| Data for analysis |
════

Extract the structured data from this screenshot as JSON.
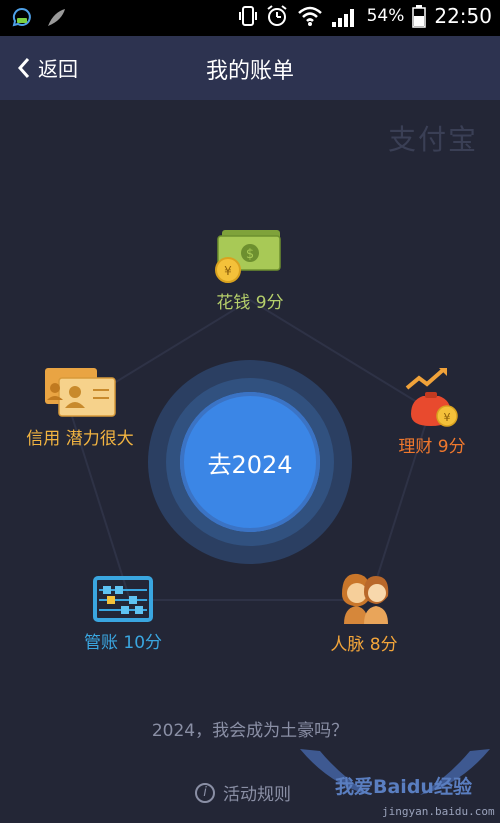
{
  "status_bar": {
    "battery_percent": "54%",
    "time": "22:50"
  },
  "navbar": {
    "back_label": "返回",
    "title": "我的账单"
  },
  "brand_logo": "支付宝",
  "center_button": "去2024",
  "categories": [
    {
      "label": "花钱 9分",
      "color": "#b5cf6b",
      "icon": "money-icon"
    },
    {
      "label": "理财 9分",
      "color": "#f0782d",
      "icon": "money-bag-icon"
    },
    {
      "label": "人脉 8分",
      "color": "#f3a53a",
      "icon": "people-icon"
    },
    {
      "label": "管账 10分",
      "color": "#3aa6e0",
      "icon": "abacus-icon"
    },
    {
      "label": "信用 潜力很大",
      "color": "#f2b441",
      "icon": "id-card-icon"
    }
  ],
  "question": "2024，我会成为土豪吗？",
  "rules_link": "活动规则",
  "watermark": {
    "text": "我爱Baidu经验",
    "url": "jingyan.baidu.com"
  }
}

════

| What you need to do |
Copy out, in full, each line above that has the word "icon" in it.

| Response to this exercise |
      "icon": "money-icon"
      "icon": "money-bag-icon"
      "icon": "people-icon"
      "icon": "abacus-icon"
      "icon": "id-card-icon"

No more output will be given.